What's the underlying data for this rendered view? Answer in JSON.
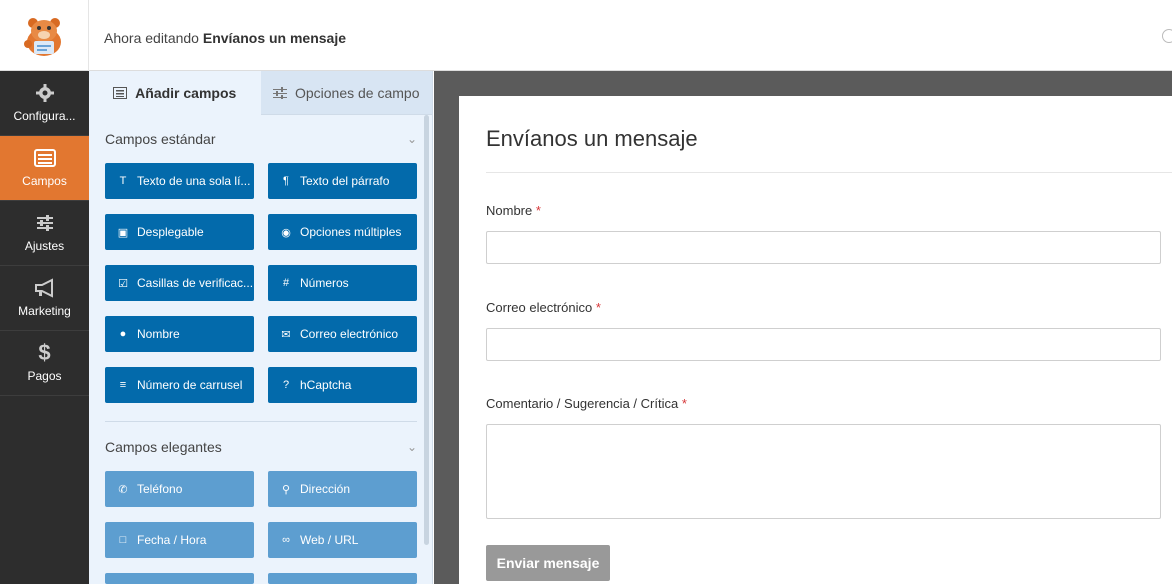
{
  "header": {
    "editing_prefix": "Ahora editando",
    "form_name": "Envíanos un mensaje"
  },
  "sidebar": {
    "items": [
      {
        "label": "Configura...",
        "icon": "gear-icon",
        "active": false
      },
      {
        "label": "Campos",
        "icon": "fields-list-icon",
        "active": true
      },
      {
        "label": "Ajustes",
        "icon": "sliders-icon",
        "active": false
      },
      {
        "label": "Marketing",
        "icon": "megaphone-icon",
        "active": false
      },
      {
        "label": "Pagos",
        "icon": "dollar-icon",
        "active": false
      }
    ]
  },
  "panel": {
    "tabs": [
      {
        "label": "Añadir campos",
        "icon": "list-icon"
      },
      {
        "label": "Opciones de campo",
        "icon": "sliders-icon"
      }
    ],
    "standard_title": "Campos estándar",
    "standard_fields": [
      {
        "label": "Texto de una sola lí...",
        "icon": "text-cursor-icon"
      },
      {
        "label": "Texto del párrafo",
        "icon": "pilcrow-icon"
      },
      {
        "label": "Desplegable",
        "icon": "dropdown-icon"
      },
      {
        "label": "Opciones múltiples",
        "icon": "radio-icon"
      },
      {
        "label": "Casillas de verificac...",
        "icon": "checkbox-icon"
      },
      {
        "label": "Números",
        "icon": "hash-icon"
      },
      {
        "label": "Nombre",
        "icon": "user-icon"
      },
      {
        "label": "Correo electrónico",
        "icon": "envelope-icon"
      },
      {
        "label": "Número de carrusel",
        "icon": "sliders-icon"
      },
      {
        "label": "hCaptcha",
        "icon": "question-circle-icon"
      }
    ],
    "fancy_title": "Campos elegantes",
    "fancy_fields": [
      {
        "label": "Teléfono",
        "icon": "phone-icon"
      },
      {
        "label": "Dirección",
        "icon": "map-pin-icon"
      },
      {
        "label": "Fecha / Hora",
        "icon": "calendar-icon"
      },
      {
        "label": "Web / URL",
        "icon": "link-icon"
      }
    ]
  },
  "form": {
    "title": "Envíanos un mensaje",
    "fields": [
      {
        "label": "Nombre",
        "required_mark": "*"
      },
      {
        "label": "Correo electrónico",
        "required_mark": "*"
      },
      {
        "label": "Comentario / Sugerencia / Crítica",
        "required_mark": "*"
      }
    ],
    "submit_label": "Enviar mensaje"
  },
  "colors": {
    "accent_orange": "#e27730",
    "standard_button": "#036aab",
    "fancy_button": "#5d9ed0",
    "sidebar_bg": "#2d2d2d",
    "panel_bg": "#ebf3fc"
  }
}
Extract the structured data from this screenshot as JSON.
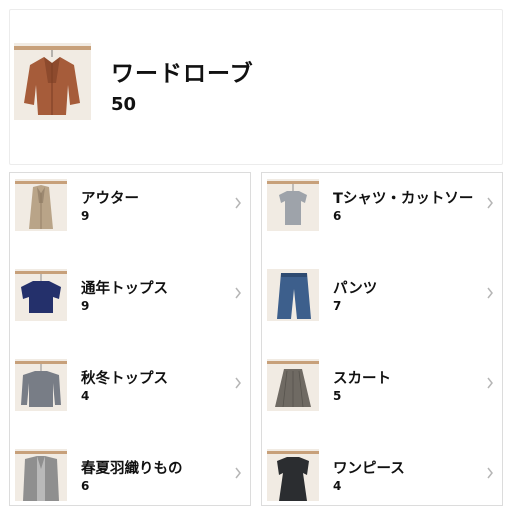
{
  "wardrobe": {
    "title": "ワードローブ",
    "count": "50",
    "thumb_icon": "leather-jacket-photo"
  },
  "left_column": {
    "items": [
      {
        "label": "アウター",
        "count": "9",
        "icon": "trench-coat-photo"
      },
      {
        "label": "通年トップス",
        "count": "9",
        "icon": "navy-top-photo"
      },
      {
        "label": "秋冬トップス",
        "count": "4",
        "icon": "gray-sweater-photo"
      },
      {
        "label": "春夏羽織りもの",
        "count": "6",
        "icon": "gray-cardigan-photo"
      }
    ]
  },
  "right_column": {
    "items": [
      {
        "label": "Tシャツ・カットソー",
        "count": "6",
        "icon": "gray-tshirt-photo"
      },
      {
        "label": "パンツ",
        "count": "7",
        "icon": "jeans-photo"
      },
      {
        "label": "スカート",
        "count": "5",
        "icon": "pleated-skirt-photo"
      },
      {
        "label": "ワンピース",
        "count": "4",
        "icon": "black-dress-photo"
      }
    ]
  },
  "colors": {
    "thumb_background": "#f1ebe3",
    "wood_rail": "#c7a07a",
    "chevron": "#b5b5b5"
  }
}
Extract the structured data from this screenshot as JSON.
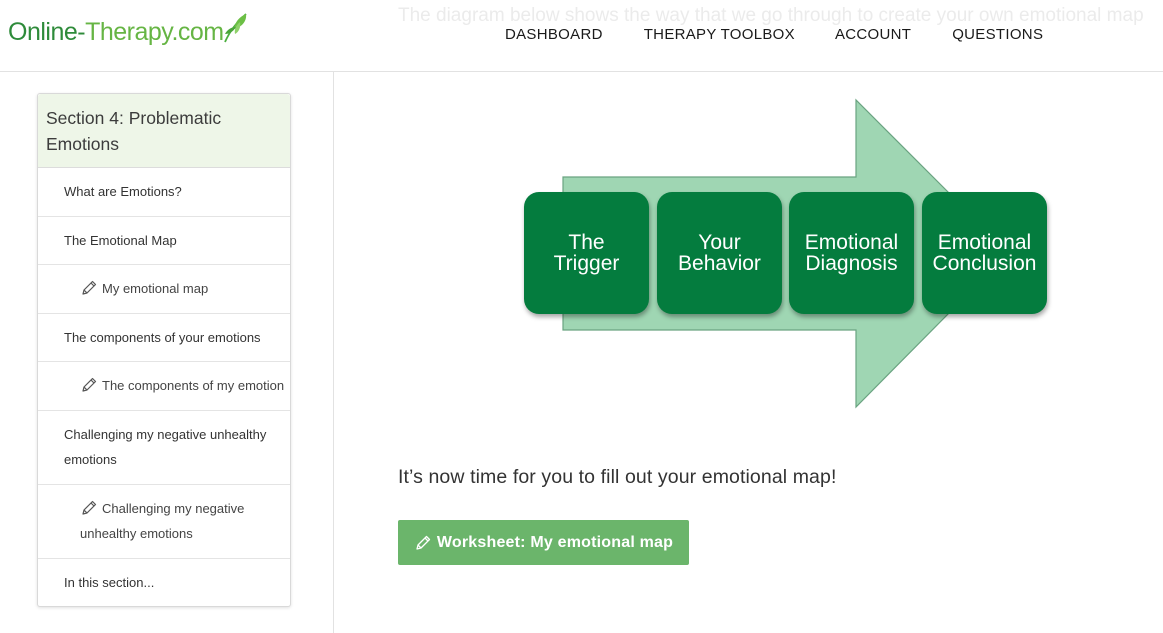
{
  "header": {
    "logo": {
      "part1": "Online-",
      "part2": "Therapy.com"
    },
    "faded_text": "The diagram below shows the way that we go through to create your own emotional map"
  },
  "nav": {
    "items": [
      {
        "label": "DASHBOARD"
      },
      {
        "label": "THERAPY TOOLBOX"
      },
      {
        "label": "ACCOUNT"
      },
      {
        "label": "QUESTIONS"
      }
    ]
  },
  "sidebar": {
    "title": "Section 4: Problematic Emotions",
    "items": [
      {
        "label": "What are Emotions?",
        "type": "section"
      },
      {
        "label": "The Emotional Map",
        "type": "section"
      },
      {
        "label": "My emotional map",
        "type": "worksheet",
        "icon": "pencil-icon"
      },
      {
        "label": "The components of your emotions",
        "type": "section"
      },
      {
        "label": "The components of my emotion",
        "type": "worksheet",
        "icon": "pencil-icon"
      },
      {
        "label": "Challenging my negative unhealthy emotions",
        "type": "section"
      },
      {
        "label": "Challenging my negative unhealthy emotions",
        "type": "worksheet",
        "icon": "pencil-icon"
      },
      {
        "label": "In this section...",
        "type": "section"
      }
    ]
  },
  "diagram": {
    "boxes": [
      {
        "line1": "The",
        "line2": "Trigger"
      },
      {
        "line1": "Your",
        "line2": "Behavior"
      },
      {
        "line1": "Emotional",
        "line2": "Diagnosis"
      },
      {
        "line1": "Emotional",
        "line2": "Conclusion"
      }
    ],
    "box_color": "#047c3e",
    "arrow_color": "#9fd6b3"
  },
  "main": {
    "prompt": "It’s now time for you to fill out your emotional map!",
    "worksheet_button": "Worksheet: My emotional map"
  },
  "colors": {
    "accent": "#6bb56b",
    "sidebar_header_bg": "#eef6e8",
    "logo_green": "#2e8b3a"
  }
}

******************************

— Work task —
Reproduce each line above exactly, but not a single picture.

— Task result —
What's the underlying data for this rendered view? Answer in JSON.
{
  "header": {
    "editing_prefix": "Ahora editando",
    "form_name": "Envíanos un mensaje"
  },
  "sidebar": {
    "items": [
      {
        "label": "Configura...",
        "icon": "gear-icon",
        "active": false
      },
      {
        "label": "Campos",
        "icon": "fields-list-icon",
        "active": true
      },
      {
        "label": "Ajustes",
        "icon": "sliders-icon",
        "active": false
      },
      {
        "label": "Marketing",
        "icon": "megaphone-icon",
        "active": false
      },
      {
        "label": "Pagos",
        "icon": "dollar-icon",
        "active": false
      }
    ]
  },
  "panel": {
    "tabs": [
      {
        "label": "Añadir campos",
        "icon": "list-icon"
      },
      {
        "label": "Opciones de campo",
        "icon": "sliders-icon"
      }
    ],
    "standard_title": "Campos estándar",
    "standard_fields": [
      {
        "label": "Texto de una sola lí...",
        "icon": "text-cursor-icon"
      },
      {
        "label": "Texto del párrafo",
        "icon": "pilcrow-icon"
      },
      {
        "label": "Desplegable",
        "icon": "dropdown-icon"
      },
      {
        "label": "Opciones múltiples",
        "icon": "radio-icon"
      },
      {
        "label": "Casillas de verificac...",
        "icon": "checkbox-icon"
      },
      {
        "label": "Números",
        "icon": "hash-icon"
      },
      {
        "label": "Nombre",
        "icon": "user-icon"
      },
      {
        "label": "Correo electrónico",
        "icon": "envelope-icon"
      },
      {
        "label": "Número de carrusel",
        "icon": "sliders-icon"
      },
      {
        "label": "hCaptcha",
        "icon": "question-circle-icon"
      }
    ],
    "fancy_title": "Campos elegantes",
    "fancy_fields": [
      {
        "label": "Teléfono",
        "icon": "phone-icon"
      },
      {
        "label": "Dirección",
        "icon": "map-pin-icon"
      },
      {
        "label": "Fecha / Hora",
        "icon": "calendar-icon"
      },
      {
        "label": "Web / URL",
        "icon": "link-icon"
      }
    ]
  },
  "form": {
    "title": "Envíanos un mensaje",
    "fields": [
      {
        "label": "Nombre",
        "required_mark": "*"
      },
      {
        "label": "Correo electrónico",
        "required_mark": "*"
      },
      {
        "label": "Comentario / Sugerencia / Crítica",
        "required_mark": "*"
      }
    ],
    "submit_label": "Enviar mensaje"
  },
  "colors": {
    "accent_orange": "#e27730",
    "standard_button": "#036aab",
    "fancy_button": "#5d9ed0",
    "sidebar_bg": "#2d2d2d",
    "panel_bg": "#ebf3fc"
  }
}
Extract the structured data from this screenshot as JSON.
{
  "wardrobe": {
    "title": "ワードローブ",
    "count": "50",
    "thumb_icon": "leather-jacket-photo"
  },
  "left_column": {
    "items": [
      {
        "label": "アウター",
        "count": "9",
        "icon": "trench-coat-photo"
      },
      {
        "label": "通年トップス",
        "count": "9",
        "icon": "navy-top-photo"
      },
      {
        "label": "秋冬トップス",
        "count": "4",
        "icon": "gray-sweater-photo"
      },
      {
        "label": "春夏羽織りもの",
        "count": "6",
        "icon": "gray-cardigan-photo"
      }
    ]
  },
  "right_column": {
    "items": [
      {
        "label": "Tシャツ・カットソー",
        "count": "6",
        "icon": "gray-tshirt-photo"
      },
      {
        "label": "パンツ",
        "count": "7",
        "icon": "jeans-photo"
      },
      {
        "label": "スカート",
        "count": "5",
        "icon": "pleated-skirt-photo"
      },
      {
        "label": "ワンピース",
        "count": "4",
        "icon": "black-dress-photo"
      }
    ]
  },
  "colors": {
    "thumb_background": "#f1ebe3",
    "wood_rail": "#c7a07a",
    "chevron": "#b5b5b5"
  }
}
Extract the structured data from this screenshot as JSON.
{
  "header": {
    "logo": {
      "part1": "Online-",
      "part2": "Therapy.com"
    },
    "faded_text": "The diagram below shows the way that we go through to create your own emotional map"
  },
  "nav": {
    "items": [
      {
        "label": "DASHBOARD"
      },
      {
        "label": "THERAPY TOOLBOX"
      },
      {
        "label": "ACCOUNT"
      },
      {
        "label": "QUESTIONS"
      }
    ]
  },
  "sidebar": {
    "title": "Section 4: Problematic Emotions",
    "items": [
      {
        "label": "What are Emotions?",
        "type": "section"
      },
      {
        "label": "The Emotional Map",
        "type": "section"
      },
      {
        "label": "My emotional map",
        "type": "worksheet",
        "icon": "pencil-icon"
      },
      {
        "label": "The components of your emotions",
        "type": "section"
      },
      {
        "label": "The components of my emotion",
        "type": "worksheet",
        "icon": "pencil-icon"
      },
      {
        "label": "Challenging my negative unhealthy emotions",
        "type": "section"
      },
      {
        "label": "Challenging my negative unhealthy emotions",
        "type": "worksheet",
        "icon": "pencil-icon"
      },
      {
        "label": "In this section...",
        "type": "section"
      }
    ]
  },
  "diagram": {
    "boxes": [
      {
        "line1": "The",
        "line2": "Trigger"
      },
      {
        "line1": "Your",
        "line2": "Behavior"
      },
      {
        "line1": "Emotional",
        "line2": "Diagnosis"
      },
      {
        "line1": "Emotional",
        "line2": "Conclusion"
      }
    ],
    "box_color": "#047c3e",
    "arrow_color": "#9fd6b3"
  },
  "main": {
    "prompt": "It’s now time for you to fill out your emotional map!",
    "worksheet_button": "Worksheet: My emotional map"
  },
  "colors": {
    "accent": "#6bb56b",
    "sidebar_header_bg": "#eef6e8",
    "logo_green": "#2e8b3a"
  }
}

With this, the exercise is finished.